Does the concept hinge mainly on the building’s intended function?

More than function. Architecture is a social art, very much tied up with society. It is not only a matter of how the building will be used. But also, what role that building plays in society

To what extent do the site and surrounding structures affect the concept?

The context—where it's situated—is of great importance. One never builds in isolation, particularly in the city. The environment is very, very important.

Do you conceive of the design mainly in terms of space, visual composition, or symbolism?

Everything. It depends on the assignment and the role the building will play in a particular context. All buildings are different. A monument, for example, is mostly symbolism, and symbolism is mostly form, not space—like an obelisk; there's no space inside it. But when the building is designed for use, which is 99.9% of buildings, then space is important. The function of the building has to be understood, then relative importance will be applied to different aspects.

Which aspect tends to predominate when designing an art museum?

An art museum is symbolic, but at the same time it has to function, to provide the best possible conditions for viewing art. What is an art museum for?
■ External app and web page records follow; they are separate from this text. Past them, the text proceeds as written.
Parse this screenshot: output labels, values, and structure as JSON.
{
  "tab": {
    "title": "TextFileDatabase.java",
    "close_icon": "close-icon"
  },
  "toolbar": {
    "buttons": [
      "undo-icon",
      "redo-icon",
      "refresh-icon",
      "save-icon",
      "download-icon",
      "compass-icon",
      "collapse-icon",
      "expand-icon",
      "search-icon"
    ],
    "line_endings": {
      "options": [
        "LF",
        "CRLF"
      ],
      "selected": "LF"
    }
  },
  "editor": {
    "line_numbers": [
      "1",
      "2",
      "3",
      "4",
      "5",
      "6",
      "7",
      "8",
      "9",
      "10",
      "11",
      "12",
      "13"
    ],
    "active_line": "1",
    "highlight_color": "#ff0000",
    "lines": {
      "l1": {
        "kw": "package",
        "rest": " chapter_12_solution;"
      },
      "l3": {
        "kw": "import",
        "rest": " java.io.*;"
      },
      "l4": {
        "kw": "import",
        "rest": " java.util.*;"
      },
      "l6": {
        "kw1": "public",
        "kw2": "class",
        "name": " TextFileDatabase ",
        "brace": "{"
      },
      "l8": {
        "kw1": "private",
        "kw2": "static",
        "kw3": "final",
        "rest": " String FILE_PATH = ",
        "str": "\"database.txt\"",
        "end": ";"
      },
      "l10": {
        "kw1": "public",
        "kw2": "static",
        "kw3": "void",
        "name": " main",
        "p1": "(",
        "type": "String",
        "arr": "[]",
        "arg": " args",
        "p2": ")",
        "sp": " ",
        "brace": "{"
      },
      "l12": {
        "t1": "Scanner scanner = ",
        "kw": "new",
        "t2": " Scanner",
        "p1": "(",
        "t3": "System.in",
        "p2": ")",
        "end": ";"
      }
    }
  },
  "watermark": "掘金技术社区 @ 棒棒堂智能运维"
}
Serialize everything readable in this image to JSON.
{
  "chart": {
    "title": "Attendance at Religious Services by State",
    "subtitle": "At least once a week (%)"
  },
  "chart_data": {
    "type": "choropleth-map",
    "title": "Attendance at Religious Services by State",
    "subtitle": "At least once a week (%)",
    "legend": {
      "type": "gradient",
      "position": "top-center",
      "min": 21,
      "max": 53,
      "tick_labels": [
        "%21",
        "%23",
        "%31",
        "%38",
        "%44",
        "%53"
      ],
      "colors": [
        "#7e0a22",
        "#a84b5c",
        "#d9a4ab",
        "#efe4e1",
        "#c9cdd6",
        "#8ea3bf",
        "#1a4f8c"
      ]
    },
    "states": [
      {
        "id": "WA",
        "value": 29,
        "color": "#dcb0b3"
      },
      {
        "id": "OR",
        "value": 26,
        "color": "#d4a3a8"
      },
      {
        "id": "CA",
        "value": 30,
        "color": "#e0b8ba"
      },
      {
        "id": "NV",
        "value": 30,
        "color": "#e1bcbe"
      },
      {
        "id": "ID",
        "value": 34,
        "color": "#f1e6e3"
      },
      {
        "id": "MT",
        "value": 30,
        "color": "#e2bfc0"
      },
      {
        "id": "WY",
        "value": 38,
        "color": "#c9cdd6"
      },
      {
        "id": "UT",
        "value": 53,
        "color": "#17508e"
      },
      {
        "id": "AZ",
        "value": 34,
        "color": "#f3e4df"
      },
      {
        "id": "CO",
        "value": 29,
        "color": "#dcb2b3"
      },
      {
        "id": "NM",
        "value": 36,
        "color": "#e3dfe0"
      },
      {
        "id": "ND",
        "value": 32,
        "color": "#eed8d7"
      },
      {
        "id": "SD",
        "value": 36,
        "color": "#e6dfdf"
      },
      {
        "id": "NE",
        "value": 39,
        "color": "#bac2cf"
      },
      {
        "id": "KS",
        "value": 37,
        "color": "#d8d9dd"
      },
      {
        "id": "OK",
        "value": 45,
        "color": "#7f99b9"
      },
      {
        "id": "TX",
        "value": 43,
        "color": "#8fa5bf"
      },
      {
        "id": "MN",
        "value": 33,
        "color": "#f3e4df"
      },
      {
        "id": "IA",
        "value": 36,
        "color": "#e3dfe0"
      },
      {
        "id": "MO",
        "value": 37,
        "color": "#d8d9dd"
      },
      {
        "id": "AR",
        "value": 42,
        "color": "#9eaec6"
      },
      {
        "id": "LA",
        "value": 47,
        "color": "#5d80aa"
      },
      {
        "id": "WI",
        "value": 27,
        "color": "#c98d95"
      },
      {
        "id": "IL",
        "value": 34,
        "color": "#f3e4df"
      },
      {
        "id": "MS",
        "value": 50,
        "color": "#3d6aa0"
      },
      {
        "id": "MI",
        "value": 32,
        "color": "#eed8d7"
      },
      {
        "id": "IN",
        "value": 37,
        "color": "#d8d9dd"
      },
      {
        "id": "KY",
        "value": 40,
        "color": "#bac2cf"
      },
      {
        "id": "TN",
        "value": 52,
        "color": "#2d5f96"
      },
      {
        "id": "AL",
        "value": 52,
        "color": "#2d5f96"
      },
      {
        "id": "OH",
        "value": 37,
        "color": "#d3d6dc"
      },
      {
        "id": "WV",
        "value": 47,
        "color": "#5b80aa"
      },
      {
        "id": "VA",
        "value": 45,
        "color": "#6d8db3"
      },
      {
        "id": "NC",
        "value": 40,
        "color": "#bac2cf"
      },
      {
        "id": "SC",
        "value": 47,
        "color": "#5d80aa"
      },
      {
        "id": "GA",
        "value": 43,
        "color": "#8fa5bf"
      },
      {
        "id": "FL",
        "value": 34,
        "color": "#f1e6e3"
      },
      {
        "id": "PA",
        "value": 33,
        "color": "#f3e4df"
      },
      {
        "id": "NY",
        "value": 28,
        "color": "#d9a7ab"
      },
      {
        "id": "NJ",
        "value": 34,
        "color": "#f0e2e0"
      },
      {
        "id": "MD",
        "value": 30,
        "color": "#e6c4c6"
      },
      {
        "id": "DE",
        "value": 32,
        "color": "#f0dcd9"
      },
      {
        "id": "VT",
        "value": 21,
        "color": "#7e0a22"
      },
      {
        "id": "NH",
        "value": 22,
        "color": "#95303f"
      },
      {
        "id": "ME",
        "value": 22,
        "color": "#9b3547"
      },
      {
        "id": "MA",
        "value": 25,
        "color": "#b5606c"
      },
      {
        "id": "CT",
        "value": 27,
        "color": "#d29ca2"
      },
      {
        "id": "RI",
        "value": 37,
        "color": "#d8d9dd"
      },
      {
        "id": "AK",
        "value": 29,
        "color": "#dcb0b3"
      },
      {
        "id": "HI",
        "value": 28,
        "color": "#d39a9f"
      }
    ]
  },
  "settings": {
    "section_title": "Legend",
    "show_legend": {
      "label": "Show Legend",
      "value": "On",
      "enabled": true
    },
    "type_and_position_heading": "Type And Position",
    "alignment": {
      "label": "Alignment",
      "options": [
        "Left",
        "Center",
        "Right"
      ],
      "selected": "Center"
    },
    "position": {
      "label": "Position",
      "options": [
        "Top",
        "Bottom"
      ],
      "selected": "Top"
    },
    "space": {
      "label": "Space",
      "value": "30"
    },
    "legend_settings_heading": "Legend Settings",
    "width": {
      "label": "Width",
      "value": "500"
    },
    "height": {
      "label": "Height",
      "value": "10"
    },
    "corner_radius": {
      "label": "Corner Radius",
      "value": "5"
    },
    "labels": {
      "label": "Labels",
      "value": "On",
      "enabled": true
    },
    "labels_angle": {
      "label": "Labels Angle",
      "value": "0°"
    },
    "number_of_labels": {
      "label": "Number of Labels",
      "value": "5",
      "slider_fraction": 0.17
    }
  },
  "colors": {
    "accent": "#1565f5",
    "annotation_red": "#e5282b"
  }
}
To display art. To display art for whom? For the public. Therefore, the building must make it possible for the public to enjoy coming to see works of art. The enjoyment is not only how the painting is lit—that's important—but also the ambience, the space: is it too cramped? Too big? Or is it just right?

Do you consider what kind of art is going to be shown?

Very definitely. The objects that will inhabit a museum have a great impact on what the design is going to be like. A decorative arts museum is very different from a museum of Impressionist paintings. It's almost an entirely different programme. Take the Louvre: that's an encyclopaedic museum, a museum that has everything in it; that is very different from a museum such as the one I am doing in Athens.

Do you believe that works of art should be presented in simulacra of their original contexts, or that they can be transplanted and retain their aesthetic integrity?

They have to be transplanted. How can it be any other way? A painting comes out of a palace. You can't design a palace!

Do you regard yourself as a modernist?

What else can I say? Architecture and life are so closely related. My work is to express the time in which I live and work. And if that's the definition of being modern, yes, I am a modernist.

Do you include works of art within your designs?

When I can, I do.

Were the Calder stabile at MIT and the Calder mobile in the National Gallery of Washington parts of the original plans for those projects?

Yes. It is very appropriate, particularly for an art museum, to inhabit a space with works of art of a particular scale. If you put a tiny little sculpture in a big space it would be lost. I choose certain art not only because I like the work of that artist, but also because I want to make sure that the scale of the object is appropriate for the space in which I want to put it. Carter Brown, then director of the National Gallery, and I knew that a Calder mobile would be ideal in the atrium of the East Building and we determined its size. Calder himself said, “You know the space better than I do”, but obviously we had to get his approval.

Henry Moore and I talked for a long time before we arrived at the right size for his sculpture near the arch I built in front of the library in Columbus, Indiana. Ideally the artist and the architect should work together on a piece that is put permanently within a work of architecture. Then it is no longer collecting but making that work of art play a role in a space which is architecture itself.

You recently retired from the firm you founded. What is your role in the company now?

I continue to finish those three or four projects that I had begun when I retired in 1990. But at the same time, I felt that after my retirement I could enter into another phase of my practice. I'm taking on small projects that interest me, which I couldn't when I was part of the firm,. when I had to keep a very large organisation active. Small projects like the Athens museum.

• This article was first published in February 1994 under the headline: The Goulandris Foundation: A major private museum of Impressionism and Greek art for Athens